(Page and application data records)
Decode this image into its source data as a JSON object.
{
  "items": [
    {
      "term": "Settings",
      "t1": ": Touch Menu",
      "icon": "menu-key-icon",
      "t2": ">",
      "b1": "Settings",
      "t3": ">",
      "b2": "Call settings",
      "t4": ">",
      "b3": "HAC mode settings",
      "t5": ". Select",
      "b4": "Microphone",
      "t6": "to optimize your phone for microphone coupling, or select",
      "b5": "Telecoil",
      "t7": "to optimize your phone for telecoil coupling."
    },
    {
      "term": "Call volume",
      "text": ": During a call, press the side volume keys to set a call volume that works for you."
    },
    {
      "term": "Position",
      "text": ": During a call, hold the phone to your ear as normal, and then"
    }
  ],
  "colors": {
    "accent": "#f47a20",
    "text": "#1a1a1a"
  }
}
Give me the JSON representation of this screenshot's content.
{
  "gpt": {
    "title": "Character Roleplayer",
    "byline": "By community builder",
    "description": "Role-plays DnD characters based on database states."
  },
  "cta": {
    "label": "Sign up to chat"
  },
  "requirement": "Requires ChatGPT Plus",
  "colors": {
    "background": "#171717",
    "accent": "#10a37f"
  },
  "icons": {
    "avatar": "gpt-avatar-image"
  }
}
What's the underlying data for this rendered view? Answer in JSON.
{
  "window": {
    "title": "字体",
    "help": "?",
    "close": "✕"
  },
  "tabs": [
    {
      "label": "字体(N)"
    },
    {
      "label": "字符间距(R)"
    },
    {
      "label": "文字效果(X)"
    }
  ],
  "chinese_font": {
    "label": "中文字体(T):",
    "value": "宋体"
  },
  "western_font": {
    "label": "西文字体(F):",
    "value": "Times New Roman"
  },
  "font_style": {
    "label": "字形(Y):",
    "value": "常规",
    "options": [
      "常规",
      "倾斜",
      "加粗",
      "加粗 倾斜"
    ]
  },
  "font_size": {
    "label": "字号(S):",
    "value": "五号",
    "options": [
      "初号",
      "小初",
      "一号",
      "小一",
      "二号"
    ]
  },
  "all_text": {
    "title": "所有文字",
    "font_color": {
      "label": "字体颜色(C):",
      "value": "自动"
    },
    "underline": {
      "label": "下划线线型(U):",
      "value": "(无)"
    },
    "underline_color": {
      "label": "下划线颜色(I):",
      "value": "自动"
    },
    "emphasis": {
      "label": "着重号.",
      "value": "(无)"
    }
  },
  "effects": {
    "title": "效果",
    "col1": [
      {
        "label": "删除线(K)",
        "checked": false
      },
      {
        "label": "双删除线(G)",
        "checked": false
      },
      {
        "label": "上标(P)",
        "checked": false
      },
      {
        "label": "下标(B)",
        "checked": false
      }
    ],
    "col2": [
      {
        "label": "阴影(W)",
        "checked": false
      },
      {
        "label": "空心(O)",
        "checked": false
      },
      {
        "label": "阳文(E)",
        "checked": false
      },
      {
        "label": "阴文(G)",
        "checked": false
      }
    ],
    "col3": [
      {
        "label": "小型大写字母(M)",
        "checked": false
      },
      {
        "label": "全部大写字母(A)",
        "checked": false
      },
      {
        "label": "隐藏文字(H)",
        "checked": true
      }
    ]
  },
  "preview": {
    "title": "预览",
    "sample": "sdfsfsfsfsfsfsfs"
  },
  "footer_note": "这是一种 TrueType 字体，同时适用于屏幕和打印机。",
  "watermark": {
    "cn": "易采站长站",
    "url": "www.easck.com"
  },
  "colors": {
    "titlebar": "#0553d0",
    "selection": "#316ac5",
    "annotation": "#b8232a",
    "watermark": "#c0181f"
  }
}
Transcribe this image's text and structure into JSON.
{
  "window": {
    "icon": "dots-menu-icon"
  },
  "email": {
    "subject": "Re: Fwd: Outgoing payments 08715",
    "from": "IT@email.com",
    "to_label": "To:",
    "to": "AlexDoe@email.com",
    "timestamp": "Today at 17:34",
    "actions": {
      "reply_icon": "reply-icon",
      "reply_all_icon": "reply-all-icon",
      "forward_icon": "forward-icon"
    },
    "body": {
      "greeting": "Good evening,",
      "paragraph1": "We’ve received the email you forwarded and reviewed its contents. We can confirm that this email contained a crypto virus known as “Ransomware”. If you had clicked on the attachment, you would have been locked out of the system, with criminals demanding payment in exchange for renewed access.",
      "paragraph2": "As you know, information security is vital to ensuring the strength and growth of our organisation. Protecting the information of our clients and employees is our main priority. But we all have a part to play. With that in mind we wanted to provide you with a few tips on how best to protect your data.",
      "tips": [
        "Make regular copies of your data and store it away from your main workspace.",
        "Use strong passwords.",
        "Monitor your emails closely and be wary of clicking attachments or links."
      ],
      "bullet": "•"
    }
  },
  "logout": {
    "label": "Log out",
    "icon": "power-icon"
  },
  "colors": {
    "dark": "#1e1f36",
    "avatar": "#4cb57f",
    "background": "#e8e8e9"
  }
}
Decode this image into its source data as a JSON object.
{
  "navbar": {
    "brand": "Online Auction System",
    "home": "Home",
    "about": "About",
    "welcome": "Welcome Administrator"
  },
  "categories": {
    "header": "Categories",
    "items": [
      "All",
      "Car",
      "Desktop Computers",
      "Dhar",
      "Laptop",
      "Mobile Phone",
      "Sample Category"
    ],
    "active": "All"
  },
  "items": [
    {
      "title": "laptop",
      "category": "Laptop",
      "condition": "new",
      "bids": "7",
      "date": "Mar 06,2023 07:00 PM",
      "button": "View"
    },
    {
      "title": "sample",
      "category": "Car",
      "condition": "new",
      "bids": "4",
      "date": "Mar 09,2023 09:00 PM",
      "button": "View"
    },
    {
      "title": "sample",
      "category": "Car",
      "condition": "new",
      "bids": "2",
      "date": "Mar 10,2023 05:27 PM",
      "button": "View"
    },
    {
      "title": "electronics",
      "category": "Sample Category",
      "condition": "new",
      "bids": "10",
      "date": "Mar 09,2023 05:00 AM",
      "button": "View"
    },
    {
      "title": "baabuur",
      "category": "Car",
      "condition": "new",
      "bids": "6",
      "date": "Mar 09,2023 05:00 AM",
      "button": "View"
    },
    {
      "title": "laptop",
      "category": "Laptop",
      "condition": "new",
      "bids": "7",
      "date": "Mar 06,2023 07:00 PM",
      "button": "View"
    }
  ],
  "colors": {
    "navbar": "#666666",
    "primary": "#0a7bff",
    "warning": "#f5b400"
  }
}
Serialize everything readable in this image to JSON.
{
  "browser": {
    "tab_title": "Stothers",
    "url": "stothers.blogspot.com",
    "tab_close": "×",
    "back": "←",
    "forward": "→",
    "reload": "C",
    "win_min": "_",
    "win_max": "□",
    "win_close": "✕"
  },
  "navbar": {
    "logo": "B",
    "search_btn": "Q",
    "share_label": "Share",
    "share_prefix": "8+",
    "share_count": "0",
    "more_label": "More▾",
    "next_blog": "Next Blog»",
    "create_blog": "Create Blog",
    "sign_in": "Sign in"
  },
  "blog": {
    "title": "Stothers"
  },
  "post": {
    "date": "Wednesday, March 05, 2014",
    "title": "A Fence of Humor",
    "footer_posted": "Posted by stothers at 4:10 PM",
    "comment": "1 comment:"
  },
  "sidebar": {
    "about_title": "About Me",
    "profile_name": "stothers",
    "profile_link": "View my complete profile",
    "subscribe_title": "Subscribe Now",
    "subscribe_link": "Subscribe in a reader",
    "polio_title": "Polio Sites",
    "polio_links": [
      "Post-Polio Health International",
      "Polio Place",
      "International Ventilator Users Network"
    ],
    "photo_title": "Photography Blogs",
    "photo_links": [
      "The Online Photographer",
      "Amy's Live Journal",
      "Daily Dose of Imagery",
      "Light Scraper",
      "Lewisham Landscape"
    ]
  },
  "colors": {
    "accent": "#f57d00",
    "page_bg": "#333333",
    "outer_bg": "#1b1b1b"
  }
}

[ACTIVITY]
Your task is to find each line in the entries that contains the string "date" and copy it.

[SOLUTION]
      "date": "Mar 06,2023 07:00 PM",
      "date": "Mar 09,2023 09:00 PM",
      "date": "Mar 10,2023 05:27 PM",
      "date": "Mar 09,2023 05:00 AM",
      "date": "Mar 09,2023 05:00 AM",
      "date": "Mar 06,2023 07:00 PM",
    "date": "Wednesday, March 05, 2014",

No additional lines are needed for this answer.